This week, while preparing for our upcoming interviews, I had the opportunity to stop and think before writing this week’s Brain Fact Friday. Sometimes life is so busy, that we miss this opportunity to reflect on where we began, and where we are going, and just peddle forward without this reflection, missing some powerful moments of learning. Whatever it is that you are working on, take a minute to look back to where you started. It will help you to see how far you have come, and give you boost that I’m sure you could use at this moment. This will create momentum to help propel you forward, while increasing your own self-confidence with this self-reflection.

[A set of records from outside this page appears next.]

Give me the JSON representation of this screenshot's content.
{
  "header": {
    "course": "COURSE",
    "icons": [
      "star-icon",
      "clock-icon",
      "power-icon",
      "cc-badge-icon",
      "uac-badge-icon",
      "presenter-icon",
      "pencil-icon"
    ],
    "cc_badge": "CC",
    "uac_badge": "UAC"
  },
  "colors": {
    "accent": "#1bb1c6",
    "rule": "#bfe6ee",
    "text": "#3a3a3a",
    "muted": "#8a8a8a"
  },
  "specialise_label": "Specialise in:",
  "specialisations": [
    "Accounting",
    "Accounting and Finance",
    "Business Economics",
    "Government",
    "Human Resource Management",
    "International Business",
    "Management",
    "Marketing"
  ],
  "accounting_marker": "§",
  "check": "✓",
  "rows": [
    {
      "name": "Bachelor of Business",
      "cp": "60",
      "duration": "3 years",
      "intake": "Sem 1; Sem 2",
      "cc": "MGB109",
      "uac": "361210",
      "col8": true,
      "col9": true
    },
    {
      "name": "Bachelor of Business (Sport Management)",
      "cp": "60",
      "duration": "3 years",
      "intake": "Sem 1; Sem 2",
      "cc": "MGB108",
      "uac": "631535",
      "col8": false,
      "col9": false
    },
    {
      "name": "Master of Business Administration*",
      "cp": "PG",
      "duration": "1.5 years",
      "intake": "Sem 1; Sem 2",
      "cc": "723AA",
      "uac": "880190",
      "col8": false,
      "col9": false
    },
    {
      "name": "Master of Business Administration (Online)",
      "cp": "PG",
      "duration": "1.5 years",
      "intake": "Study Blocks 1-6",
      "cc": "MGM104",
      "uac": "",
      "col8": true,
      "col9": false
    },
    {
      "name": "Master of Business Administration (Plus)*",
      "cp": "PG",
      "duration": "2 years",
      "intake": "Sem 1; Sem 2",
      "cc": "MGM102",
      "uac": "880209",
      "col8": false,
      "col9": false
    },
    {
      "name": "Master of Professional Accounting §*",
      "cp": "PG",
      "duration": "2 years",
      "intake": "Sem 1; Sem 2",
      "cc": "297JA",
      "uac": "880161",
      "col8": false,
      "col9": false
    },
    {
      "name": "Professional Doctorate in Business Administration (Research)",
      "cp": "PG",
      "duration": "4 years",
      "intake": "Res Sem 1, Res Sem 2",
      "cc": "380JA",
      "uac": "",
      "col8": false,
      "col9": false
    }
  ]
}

This is actually a question in Brendon Burchard’s High Performance Planner[i] that was written based on the world’s largest study of high performers and how they increase productivity and win.
When looking at where we started with this podcast, June 2019, I thought back to some of the earlier episodes and remember before I was 100% comfortable with this topic, I would spend a lot of time preparing for interviews, reading EVERY book the person had written and carefully crafting their questions. Looking back now, I know it was because I wanted to be prepared, but I also didn’t want to appear like I didn’t know what I was talking about. Listening to these old episodes is another story, and not easy to do because we can easily pick up many areas that needed to be improved, (content as well as technical) but we must all start somewhere, and progress happens when we do. We can all benefit from looking back to day 1 of whatever we are working on- what can you LEARN from this?
Once you have looked at where you began, look at where you are now, so I fast-forwarded to episode #144 that was recorded this past summer with Tom Beakbane,[ii] on “How to Understand Everything” and episode #146 with expert in psychology, cognitive neuroscience and neurotechnology, Dr. Howard Rankin, Ph.D.[iii] on “How Not to Think” I started to realize that it was ok that I didn’t understand everything and saying so was freeing. I stopped reading every single book written by the person to be interviewed and stuck to their most recent and relevant book. While being prepared is important to me, I still practice interview questions, but stopped overdoing it, and think that this new awareness made me more relaxed with this whole process. Self-awareness goes a long way and anything we can learn to help us to improve is something we should take note of. I wonder if anything stuck out for you when looking back at where you first began to where you are now?
With this new awareness, I was finally comfortable enough to invite someone on the podcast whose work in this new field of neuroscience still puzzles me. It’s not like I could even explain what he does with his work, without reading his BIO but John Harmon said it best himself while preparing for his interview, when he mentioned to me that “understanding a subject and explaining it are two different things.” This lit up a whole bunch of lights for me.
I remember recently talking about this same concept with Chey and Pav[iv] on their podcast[v] this summer about teaching, learning and leadership when they were talking about how a math teacher can practice problems they know how to solve over and over again with students, and get caught up in forgetting how to “teach” a new concept because they are using rote memory. This math teacher began trying to solve problems with the class that they had not yet practiced. This is effortful, with some risk involved, especially if we fail. We risk “not knowing the answer” or “looking less than intelligent in front of others.”
So with these learning lessons in mind, f